3 Things You Need to Know About the Job Search

 

mountains

#1

The BEST way to answer the question, “Why are you job hunting?” is with a variation of the following strategy:

Great Experience at my Current Employer

BUT

I’ve Hit a Wall in Terms of Growth and Development

AND NOW

I want to take my Development and Career to the Next Level (and you guys are the best way to achieve this)

#2

A great way to set up interviews when you’re in a FT job is to simply be OPEN AND UPFRONT with recruiters and hiring managers instead of pretending you’re completely available and then scrambling frantically when one is set up for you!

Tell them that you’ll need a little flexibility to work around your current work schedule, and (if they’re reputable) they’ll be happy to adjust. People often interview after 5 pm.

#3

Many companies push new hires to sign a Non-Compete Agreement (NCA). It’s a major hassle in terms of your not being able to work in your field and earn income within your targeted industry in the event that things don’t work out.

So if signing a NCA costs you money and provides a major benefit to the company, it’s only fair that it cost the company something too, right? Negotiate for a GUARANTEED SEVERANCE PACKAGE for the term of the NCA to tide you over during a transition. Make them seriously consider the merits of having you sign one.

3 Things You Must Know About Landing A Better Job

horses

TIP #1

A great job should NEVER be about just a big paycheck. True career fulfillment also needs:

1) REAL challenges. You can’t spend 40-50 hours a week doing mind-numbing tasks and think you’re setting yourself up for something better. You’re not.

2) MENTORSHIP. 90% of the executives I coach list “loss of a mentor” as the primary reason for seeking a new role. You need DIRECTION and GUIDANCE to get to that next level!

3) WORK-LIFE BALANCE. Not optional, required.

4) A LEADERSHIP TEAM THAT SHARES YOUR VALUES. Are you being heard?

TIP #2

Did you know: Studies show that a candidate who is REFERRED by a current employee is 40% MORE LIKELY TO BE HIRED!

This is why TAPPING YOUR NETWORK, EXPANDING YOUR NETWORK, and SETTING UP AT LEAST 3 INFORMATIONAL INTERVIEWS PER WEEK with key industry players will get you further, faster, than answering job postings.

TIP #3

NEVER accept a job offer before asking this question:

“What criteria will be used to judge my performance in this role? What does success look like during the first 30, 60, and 90 days?”

You need to understand PRECISELY what an employer’s expecting you to deliver!

Pros and Cons of Working with an INTERNAL RECRUITER

highway

In my work with jobseekers, I often encounter a lack of basic understanding about recruiters. This can really hurt you when pursuing new career opportunities.

Here’s some information to quickly get you up-to-speed:

* Internal recruiters, also known as “corporate” recruiters, work within an organization. They usually get paid by the employer who has the available job.

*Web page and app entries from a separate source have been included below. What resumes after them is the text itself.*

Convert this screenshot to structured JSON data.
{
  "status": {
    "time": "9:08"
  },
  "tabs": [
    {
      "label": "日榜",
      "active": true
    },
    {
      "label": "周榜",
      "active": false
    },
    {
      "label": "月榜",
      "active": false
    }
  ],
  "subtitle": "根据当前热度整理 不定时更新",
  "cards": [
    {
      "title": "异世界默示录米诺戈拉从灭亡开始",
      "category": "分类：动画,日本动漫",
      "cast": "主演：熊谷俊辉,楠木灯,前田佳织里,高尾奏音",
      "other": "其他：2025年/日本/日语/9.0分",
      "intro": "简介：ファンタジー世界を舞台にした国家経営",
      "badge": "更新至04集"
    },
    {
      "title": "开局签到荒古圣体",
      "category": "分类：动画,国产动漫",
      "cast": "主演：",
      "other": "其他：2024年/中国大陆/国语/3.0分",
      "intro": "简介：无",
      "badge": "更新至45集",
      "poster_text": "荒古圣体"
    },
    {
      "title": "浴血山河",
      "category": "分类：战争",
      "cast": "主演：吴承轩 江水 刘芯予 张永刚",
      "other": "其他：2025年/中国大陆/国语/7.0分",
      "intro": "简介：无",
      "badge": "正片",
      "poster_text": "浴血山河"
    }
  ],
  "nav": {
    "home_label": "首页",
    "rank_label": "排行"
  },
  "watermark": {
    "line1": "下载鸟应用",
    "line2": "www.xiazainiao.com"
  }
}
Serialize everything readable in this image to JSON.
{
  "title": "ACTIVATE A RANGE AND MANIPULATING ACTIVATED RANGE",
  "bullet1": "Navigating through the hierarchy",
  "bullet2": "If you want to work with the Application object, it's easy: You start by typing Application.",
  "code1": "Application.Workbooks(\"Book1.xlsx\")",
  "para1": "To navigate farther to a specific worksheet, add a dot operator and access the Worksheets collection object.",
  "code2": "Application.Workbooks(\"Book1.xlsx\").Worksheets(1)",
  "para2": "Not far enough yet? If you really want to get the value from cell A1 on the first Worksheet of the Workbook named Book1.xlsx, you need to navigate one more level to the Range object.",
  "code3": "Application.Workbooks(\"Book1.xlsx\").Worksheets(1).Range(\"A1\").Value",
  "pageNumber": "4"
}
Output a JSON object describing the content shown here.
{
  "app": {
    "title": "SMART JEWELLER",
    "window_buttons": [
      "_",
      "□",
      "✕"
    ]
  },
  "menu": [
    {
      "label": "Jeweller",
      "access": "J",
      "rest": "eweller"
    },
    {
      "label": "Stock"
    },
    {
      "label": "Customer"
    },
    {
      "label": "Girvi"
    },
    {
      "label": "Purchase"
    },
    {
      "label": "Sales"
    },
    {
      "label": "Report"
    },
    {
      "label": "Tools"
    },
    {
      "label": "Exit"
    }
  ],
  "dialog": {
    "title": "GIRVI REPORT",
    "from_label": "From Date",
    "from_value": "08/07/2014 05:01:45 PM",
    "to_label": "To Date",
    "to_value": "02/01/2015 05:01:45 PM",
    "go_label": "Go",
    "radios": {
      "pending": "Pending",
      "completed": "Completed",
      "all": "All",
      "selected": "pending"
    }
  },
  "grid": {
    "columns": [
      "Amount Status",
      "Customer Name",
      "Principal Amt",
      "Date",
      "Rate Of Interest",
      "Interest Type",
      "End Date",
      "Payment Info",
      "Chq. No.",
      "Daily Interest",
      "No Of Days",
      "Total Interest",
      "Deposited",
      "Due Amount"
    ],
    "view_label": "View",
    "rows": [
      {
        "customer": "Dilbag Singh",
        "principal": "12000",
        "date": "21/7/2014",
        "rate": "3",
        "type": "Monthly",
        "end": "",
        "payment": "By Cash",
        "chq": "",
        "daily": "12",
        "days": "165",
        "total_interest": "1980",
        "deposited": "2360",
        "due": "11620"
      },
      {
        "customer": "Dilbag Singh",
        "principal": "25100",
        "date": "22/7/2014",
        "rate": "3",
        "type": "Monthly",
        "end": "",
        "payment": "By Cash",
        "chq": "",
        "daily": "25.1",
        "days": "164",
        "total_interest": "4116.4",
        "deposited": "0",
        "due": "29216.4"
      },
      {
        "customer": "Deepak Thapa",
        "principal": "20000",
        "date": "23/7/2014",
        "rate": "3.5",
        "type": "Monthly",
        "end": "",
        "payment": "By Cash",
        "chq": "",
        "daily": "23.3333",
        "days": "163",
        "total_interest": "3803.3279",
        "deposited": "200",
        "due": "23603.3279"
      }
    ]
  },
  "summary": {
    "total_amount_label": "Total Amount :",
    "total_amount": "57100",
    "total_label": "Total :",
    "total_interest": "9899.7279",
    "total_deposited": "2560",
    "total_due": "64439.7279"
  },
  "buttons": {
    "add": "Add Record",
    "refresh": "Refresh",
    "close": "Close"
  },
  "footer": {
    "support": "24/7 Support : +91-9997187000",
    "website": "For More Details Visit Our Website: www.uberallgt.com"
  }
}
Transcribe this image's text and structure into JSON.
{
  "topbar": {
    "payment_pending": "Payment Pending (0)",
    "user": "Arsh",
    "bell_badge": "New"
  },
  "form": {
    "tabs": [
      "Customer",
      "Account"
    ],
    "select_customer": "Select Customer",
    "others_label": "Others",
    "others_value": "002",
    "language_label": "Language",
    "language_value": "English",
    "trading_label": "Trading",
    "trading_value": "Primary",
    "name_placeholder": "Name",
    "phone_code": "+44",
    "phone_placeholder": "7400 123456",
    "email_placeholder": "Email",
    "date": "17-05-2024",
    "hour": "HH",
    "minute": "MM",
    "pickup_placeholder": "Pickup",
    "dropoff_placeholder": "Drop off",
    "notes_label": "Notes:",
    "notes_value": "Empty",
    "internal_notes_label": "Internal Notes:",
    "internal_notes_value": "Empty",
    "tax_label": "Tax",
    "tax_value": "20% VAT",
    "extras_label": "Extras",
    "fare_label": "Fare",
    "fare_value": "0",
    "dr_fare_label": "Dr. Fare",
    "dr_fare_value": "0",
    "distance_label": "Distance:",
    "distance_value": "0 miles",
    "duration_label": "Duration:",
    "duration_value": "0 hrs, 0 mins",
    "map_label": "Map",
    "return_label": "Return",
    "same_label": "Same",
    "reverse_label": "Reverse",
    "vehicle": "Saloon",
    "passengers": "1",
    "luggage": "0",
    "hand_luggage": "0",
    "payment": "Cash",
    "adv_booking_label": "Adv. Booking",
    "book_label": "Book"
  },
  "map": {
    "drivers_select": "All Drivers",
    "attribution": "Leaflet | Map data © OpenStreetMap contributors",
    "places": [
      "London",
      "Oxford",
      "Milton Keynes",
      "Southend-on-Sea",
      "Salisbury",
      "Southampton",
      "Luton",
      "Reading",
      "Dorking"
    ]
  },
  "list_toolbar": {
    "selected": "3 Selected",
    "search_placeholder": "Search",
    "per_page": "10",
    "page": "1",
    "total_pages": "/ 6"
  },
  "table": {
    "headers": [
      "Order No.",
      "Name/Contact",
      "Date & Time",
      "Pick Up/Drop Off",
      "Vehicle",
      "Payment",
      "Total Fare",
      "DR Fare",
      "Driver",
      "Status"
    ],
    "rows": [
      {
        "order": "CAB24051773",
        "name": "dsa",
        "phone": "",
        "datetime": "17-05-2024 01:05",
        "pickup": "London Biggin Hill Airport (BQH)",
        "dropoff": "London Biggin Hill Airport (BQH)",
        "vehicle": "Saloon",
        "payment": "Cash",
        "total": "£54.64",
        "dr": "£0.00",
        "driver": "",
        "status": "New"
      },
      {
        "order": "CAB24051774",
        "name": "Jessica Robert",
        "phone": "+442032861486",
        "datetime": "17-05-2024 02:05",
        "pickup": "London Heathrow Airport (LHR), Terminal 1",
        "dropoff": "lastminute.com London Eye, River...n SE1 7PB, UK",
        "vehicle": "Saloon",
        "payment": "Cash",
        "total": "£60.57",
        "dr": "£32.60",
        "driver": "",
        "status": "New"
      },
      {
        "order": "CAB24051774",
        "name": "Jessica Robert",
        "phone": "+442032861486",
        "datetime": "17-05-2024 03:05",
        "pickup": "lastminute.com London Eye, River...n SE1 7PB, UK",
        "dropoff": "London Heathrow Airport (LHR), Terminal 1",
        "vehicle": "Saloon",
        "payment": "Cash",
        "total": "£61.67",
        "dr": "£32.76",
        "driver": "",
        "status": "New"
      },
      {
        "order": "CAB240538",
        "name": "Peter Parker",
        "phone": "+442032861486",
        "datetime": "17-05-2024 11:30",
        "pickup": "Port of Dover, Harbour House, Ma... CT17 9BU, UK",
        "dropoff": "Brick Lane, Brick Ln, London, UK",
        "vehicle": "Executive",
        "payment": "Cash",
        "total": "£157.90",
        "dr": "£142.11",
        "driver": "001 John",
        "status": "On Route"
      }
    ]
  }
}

* External recruiters, also known as “independent” recruiters, do not receive a paycheck from the employer who has the open job. They work for someone else, either a recruiting firm or agency, or simply for themselves.

Let’s go over the advantages (and possible disadvantages) of working with an INTERNAL RECRUITER:

PROS

Insider perspective. They know how a company REALLY works and usually have deep relationships within the organization (including hiring managers).

Getting introduced to the hiring manager by an internal recruiter is usually a signal that they’re SERIOUSLY INTERESTED In you for the job.

-They can get you on the “inside track” if convinced you’re the best person for the position.

-Sometimes they will even coach you in navigating the various personality types and hiring procedures within the company.

CONS

Their allegiance is ultimately to the employer, and that can cause problems if you get caught in a clash between 2 key decision-makers, etc.

You always need to watch yourself with an internal recruiter (because they’re always watching you). You can’t confide vulnerabilities and offer “straight talk” on concerns as you might do with an external recruiter.

They will not hesitate to block you as a candidate if you try to go around them to the hiring manager.

KEY TAKEAWAY: You must ALWAYS present your strongest, most polished self when dealing with internal recruiters. They’re not “on your side” during the hiring process. Don’t ask for special favors, and don’t assume they have control over interview scheduling, salaries, etc.

I’ll give you the low-down on EXTERNAL RECRUITERS next week!

Ready to take your career to the next level?

getstartedred